[STORED DATA Boundary: Start]

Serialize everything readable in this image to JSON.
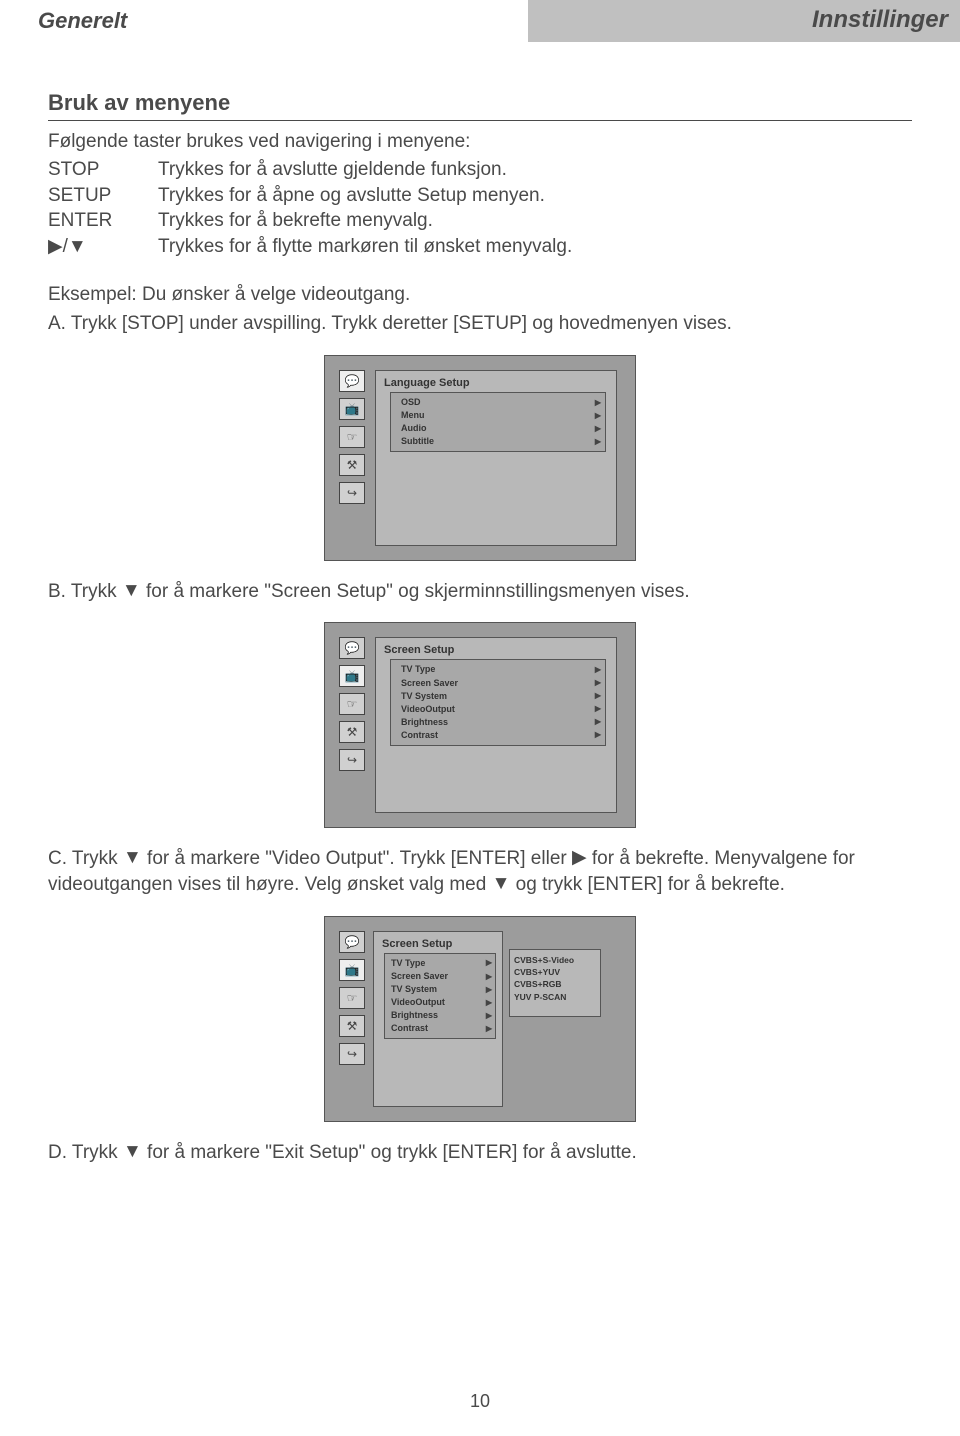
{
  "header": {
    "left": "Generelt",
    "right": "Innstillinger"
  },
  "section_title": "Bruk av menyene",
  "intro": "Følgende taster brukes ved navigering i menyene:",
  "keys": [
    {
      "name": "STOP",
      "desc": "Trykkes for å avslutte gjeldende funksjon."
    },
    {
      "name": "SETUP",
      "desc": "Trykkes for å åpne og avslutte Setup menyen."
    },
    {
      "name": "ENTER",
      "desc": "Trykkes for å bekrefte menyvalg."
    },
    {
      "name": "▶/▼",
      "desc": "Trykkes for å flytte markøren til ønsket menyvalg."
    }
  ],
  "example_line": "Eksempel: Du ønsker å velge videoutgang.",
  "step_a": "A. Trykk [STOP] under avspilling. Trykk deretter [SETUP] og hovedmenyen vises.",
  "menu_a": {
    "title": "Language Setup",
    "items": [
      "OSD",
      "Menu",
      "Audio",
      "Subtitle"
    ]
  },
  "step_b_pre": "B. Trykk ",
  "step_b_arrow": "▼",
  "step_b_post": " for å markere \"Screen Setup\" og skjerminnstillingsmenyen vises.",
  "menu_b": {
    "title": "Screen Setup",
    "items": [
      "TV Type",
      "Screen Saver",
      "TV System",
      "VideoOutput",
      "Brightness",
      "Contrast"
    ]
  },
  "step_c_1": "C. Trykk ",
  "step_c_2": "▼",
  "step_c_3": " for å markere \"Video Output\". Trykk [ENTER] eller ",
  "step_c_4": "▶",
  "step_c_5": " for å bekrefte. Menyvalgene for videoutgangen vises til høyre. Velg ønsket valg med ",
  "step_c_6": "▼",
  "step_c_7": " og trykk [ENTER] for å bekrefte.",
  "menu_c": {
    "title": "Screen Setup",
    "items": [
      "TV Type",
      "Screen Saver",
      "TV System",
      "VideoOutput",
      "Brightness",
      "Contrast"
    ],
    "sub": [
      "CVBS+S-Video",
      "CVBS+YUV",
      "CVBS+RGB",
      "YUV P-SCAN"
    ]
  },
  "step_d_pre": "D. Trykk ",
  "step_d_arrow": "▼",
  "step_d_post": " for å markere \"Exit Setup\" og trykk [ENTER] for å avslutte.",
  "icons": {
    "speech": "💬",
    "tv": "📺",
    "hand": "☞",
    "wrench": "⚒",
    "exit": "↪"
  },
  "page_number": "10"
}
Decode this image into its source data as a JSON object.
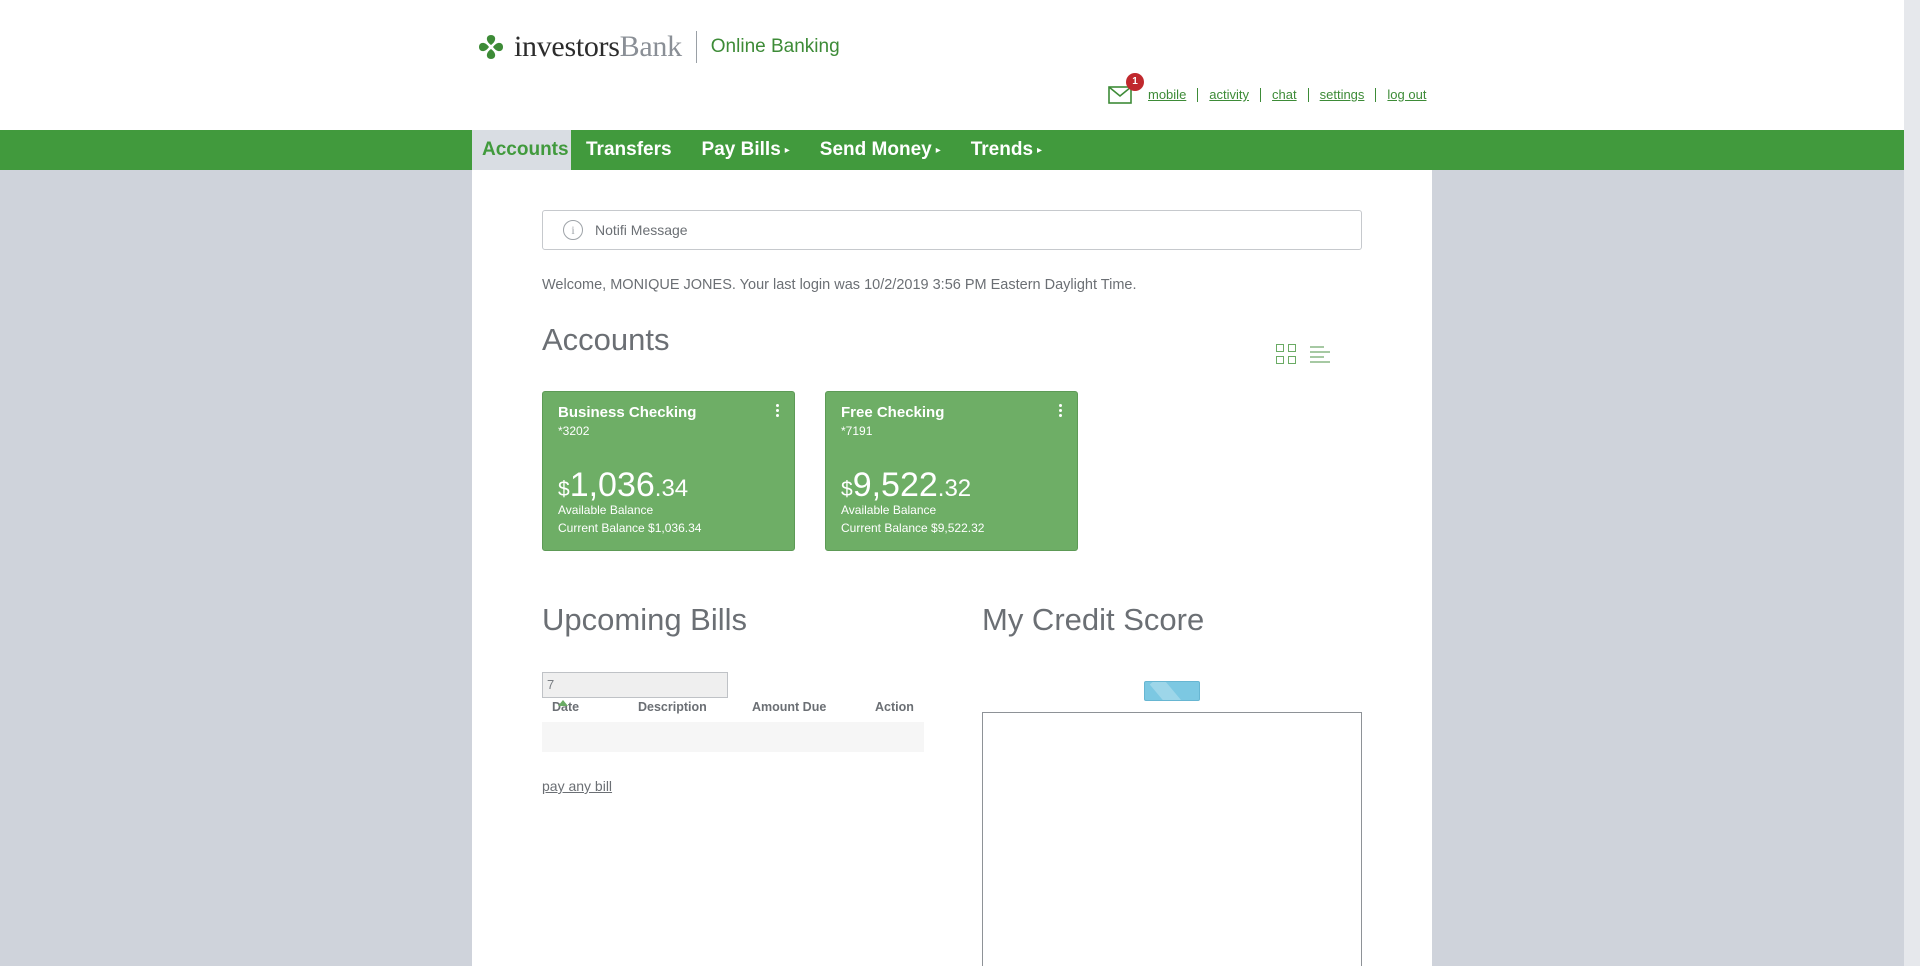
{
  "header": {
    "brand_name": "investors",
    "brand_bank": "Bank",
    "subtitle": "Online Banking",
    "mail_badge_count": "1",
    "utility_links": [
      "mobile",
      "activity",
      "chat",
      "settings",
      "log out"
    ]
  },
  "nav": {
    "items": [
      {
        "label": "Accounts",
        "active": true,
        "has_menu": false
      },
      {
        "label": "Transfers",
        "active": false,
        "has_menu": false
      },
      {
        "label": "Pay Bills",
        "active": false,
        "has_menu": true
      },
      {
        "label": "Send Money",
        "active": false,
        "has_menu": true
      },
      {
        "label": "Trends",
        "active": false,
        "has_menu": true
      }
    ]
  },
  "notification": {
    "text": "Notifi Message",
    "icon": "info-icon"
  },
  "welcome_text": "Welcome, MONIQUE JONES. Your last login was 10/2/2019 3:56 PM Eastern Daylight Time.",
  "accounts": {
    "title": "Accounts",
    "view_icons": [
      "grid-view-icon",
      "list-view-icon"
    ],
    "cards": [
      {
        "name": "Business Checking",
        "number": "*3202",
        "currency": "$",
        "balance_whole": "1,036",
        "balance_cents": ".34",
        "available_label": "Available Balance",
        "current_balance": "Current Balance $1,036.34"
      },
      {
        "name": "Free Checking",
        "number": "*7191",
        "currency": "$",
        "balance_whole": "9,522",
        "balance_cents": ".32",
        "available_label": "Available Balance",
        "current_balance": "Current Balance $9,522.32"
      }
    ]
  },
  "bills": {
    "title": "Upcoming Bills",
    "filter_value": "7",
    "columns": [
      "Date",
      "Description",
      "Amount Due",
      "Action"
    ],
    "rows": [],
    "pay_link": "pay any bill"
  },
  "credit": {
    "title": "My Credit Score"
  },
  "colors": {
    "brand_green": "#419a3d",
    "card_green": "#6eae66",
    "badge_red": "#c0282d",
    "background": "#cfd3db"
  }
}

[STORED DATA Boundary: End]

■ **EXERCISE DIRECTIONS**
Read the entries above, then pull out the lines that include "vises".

■ **RESPONSE BOX**
  "step_a": "A. Trykk [STOP] under avspilling. Trykk deretter [SETUP] og hovedmenyen vises.",
  "step_b_post": " for å markere \"Screen Setup\" og skjerminnstillingsmenyen vises.",
  "step_c_5": " for å bekrefte. Menyvalgene for videoutgangen vises til høyre. Velg ønsket valg med ",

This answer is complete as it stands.